items in order of most important to least important.
Doctors: Review the list of items below and select the
one you feel is most important to your team members.
Continue to rank the remaining items in order of most
important to least important.
A one-on-one review of this information will ensure that
each team member has the opportunity to express their areas
of importance. Once you have this information you can
establish communication and goals for the upcoming year.
Making sure the employees’ goals match with practice goals
can allow the doctor to determine the fit for employees in the
team and practice. This can also be a determining factor for
retention of employees who cannot meet the practice goals.
- Full appreciation for work done
- Feeling “part” of things
- Sympathetic help on personal issues
- Job security
- Good wages
- Interesting work
- Promotion/growth opportunities
- Personal loyalty to workers
- Good working conditions
- Tactful discipline
Now you have the patient plan in place and the team on
board to deliver the highest quality patient care. Each team
member has specific personal and office goals (from the performance
planning session) for the upcoming year. Specific
training time needs to be set aside to allow them to accomplish
these goals. Too many times, new technology or products
are introduced into an office without any training for
the team. We have all experienced the purchase of an item at
a meeting, brought back to the office and used without any
instruction. Besides not getting the full use out of the technology
or product, there is often misuse of products that can
cause bond failures and other clinical issues.
The most common complaint patients have with an
office is being seen late without any explanation. Many times
when working with an office I hear, “We have to keep the
exam on time.” I agree that each appointment should be
kept on schedule but without emphasis placed on any specific
appointment. If the exam appointment is kept on time
at the expense of the clinical flow, the reputation of the office
might become negative. During a patient’ orthodontic treatment
approximately 90 percent of their care takes place in
the clinic. As patients exit treatment and reflect on the care
they received they will place more emphasis on the times
they were seen in the clinic over the one time they were seen
for their one initial exam appointment. All appointments
need to be started on time and finished at their scheduled
out time for the procedure.
A good rule to remember is: Promise your performance,
perform as promised. Following your schedule template will
allow procedures to start on time. Starting on time is important,
but finishing each procedure as scheduled is just as
important. Many feel that if the patient gets into the chair on
time for their appointment, they will be happy. You need to
make sure that you can complete the procedure in the
appointed time in order to start the next patient on time.
This can be a vicious cycle that is the downfall of many schedules.
I recommend that the clinicians document their OT
(ending time) for their procedure to help keep them on track
during an appointment. The template should be built to
allow each clinician to complete the prescribed procedure in
the allotted time. If a patient arrives late for their appointment
the clinician should accomplish all that can be completed
in the appointed time.
Remember, the goal for today’s successful orthodontic
practice is to “exceed patient expectations.” I challenge you
to exceed yours.
|Andrea Cook’s in-office, hands-on training motivates and energizes
orthodontic clinical teams.

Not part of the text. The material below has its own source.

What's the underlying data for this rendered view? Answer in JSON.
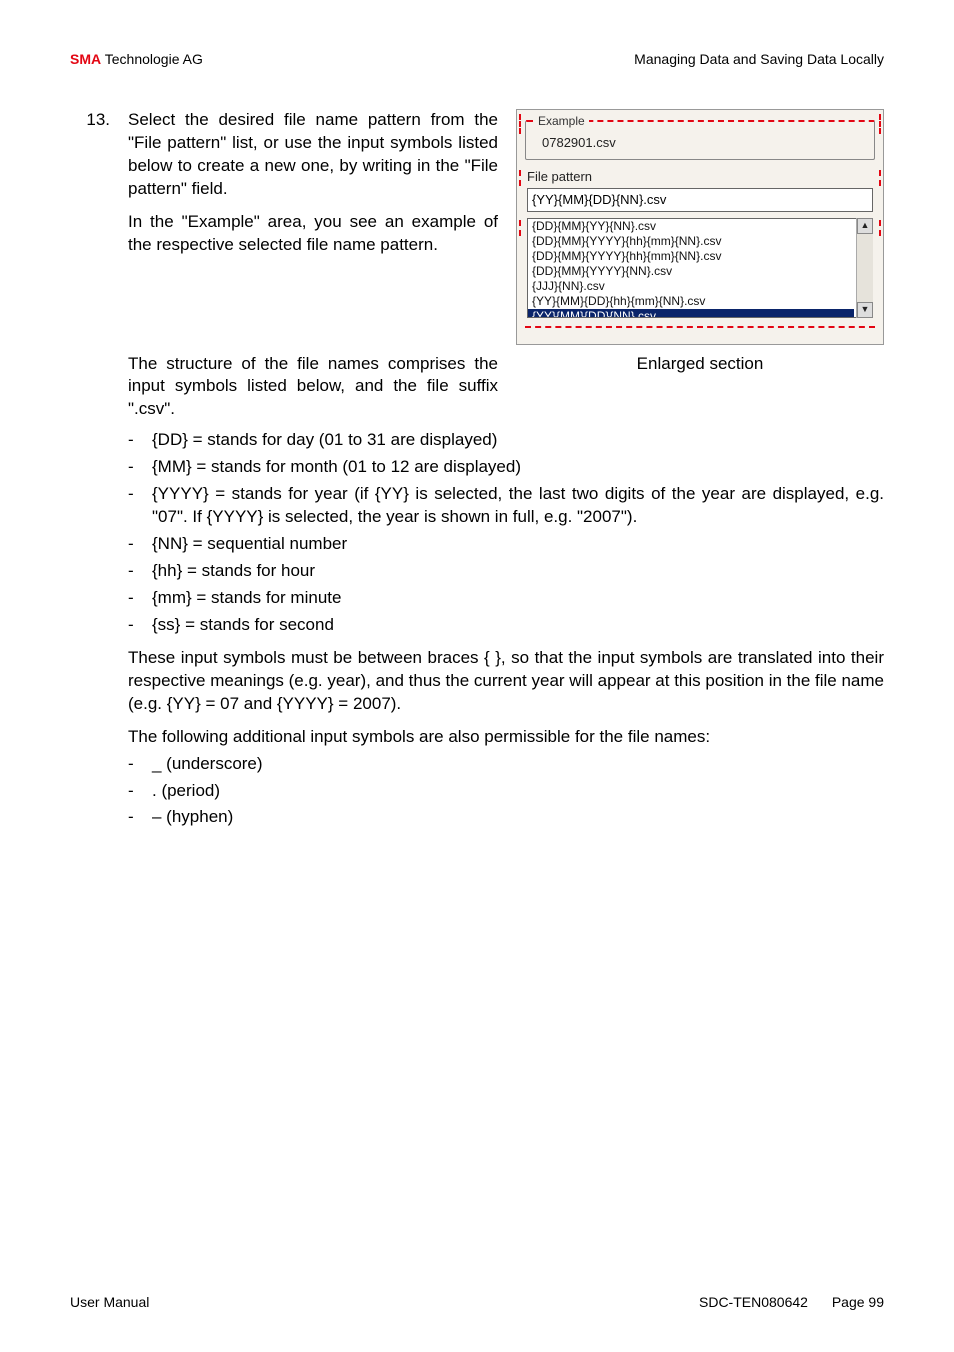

She bases training systems on
practical knowledge gained through 20 years chairside experience.
Andrea works as a clinical consultant and trainer for premier
orthodontic offices across the country. Since effectively
training clinical team members is a critical portion to the
advancement of clinical productivity and profitability, Andrea
works with teams to increase efficiency, improve communication
and guides the office to a new level of excellence. For more
information on developing and implementing patient plans, job
descriptions, running your clinic on time, or other clinical and
sterilization needs, please contact Andrea Cook at 253-332-
3376 or firstname.lastname@example.org. You can also visit
her Web site at www.andreacookconsulting.com.